Digital TV refers to technology that broadcasts television content through digital signals that is generally considered to be of higher quality for both audio and video compared to traditional analog signals. Digital TV is also more interactive when used in compatible television sets as there are menus the viewer can interact with as well as various types of on-demand content. As of 2015, all broadcast television signals are required to be in a digital format.
Digital TV generally provides the viewer with more channel options when compared to traditional analog signals. The technology behind digital TV was first developed in response to Japan's industry-leading HDTV and MUSE analog television formats. The decision for U.S. television content providers to switch over to digital signals was set by the FCC in March 1990, though transition did not begin until the late 2000s.
U.S. Congress set June 12, 2009, as the final deadline for all television channels broadcast by full power television stations to switch over from analog to digital signals.

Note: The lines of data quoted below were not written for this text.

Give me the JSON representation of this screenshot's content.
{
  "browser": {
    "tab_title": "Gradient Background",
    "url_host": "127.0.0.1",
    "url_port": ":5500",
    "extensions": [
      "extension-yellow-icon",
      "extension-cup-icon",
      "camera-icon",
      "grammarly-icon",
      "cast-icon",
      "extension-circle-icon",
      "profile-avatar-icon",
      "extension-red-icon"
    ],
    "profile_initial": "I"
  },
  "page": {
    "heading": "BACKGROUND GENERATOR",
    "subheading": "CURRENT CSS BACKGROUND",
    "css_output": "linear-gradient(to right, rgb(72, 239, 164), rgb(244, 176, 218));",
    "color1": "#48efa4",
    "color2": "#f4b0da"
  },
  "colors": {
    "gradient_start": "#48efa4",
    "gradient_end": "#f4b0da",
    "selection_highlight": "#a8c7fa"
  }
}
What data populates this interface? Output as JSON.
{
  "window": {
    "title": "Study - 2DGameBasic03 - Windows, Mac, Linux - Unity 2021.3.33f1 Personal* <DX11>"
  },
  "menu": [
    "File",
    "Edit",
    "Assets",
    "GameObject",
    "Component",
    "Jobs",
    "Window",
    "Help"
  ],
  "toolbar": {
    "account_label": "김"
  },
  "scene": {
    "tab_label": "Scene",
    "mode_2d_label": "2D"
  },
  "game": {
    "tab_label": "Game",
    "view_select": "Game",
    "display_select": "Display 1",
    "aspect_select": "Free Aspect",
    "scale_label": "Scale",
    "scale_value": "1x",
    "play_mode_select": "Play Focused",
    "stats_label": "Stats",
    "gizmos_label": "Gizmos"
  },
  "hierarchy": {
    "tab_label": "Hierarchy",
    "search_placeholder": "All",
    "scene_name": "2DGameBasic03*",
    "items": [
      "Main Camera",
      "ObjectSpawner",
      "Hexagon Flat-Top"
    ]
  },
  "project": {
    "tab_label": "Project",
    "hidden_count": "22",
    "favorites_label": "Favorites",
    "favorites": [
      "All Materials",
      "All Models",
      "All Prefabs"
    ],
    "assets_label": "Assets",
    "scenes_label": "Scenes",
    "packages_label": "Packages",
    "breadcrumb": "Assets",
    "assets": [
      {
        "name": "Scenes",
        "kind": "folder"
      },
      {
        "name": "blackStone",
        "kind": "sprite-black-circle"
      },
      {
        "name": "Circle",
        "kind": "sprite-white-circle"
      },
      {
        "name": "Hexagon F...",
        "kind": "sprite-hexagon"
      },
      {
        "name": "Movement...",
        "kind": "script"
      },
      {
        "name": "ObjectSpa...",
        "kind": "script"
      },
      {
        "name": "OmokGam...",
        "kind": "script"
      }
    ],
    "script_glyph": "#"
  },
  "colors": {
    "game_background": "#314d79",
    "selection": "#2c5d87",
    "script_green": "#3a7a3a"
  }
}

In addition to providing better television quality, the switch from analog to digital broadcast signals has also freed up certain parts of the broadcasting network for various public safety groups, such as fire and police departments.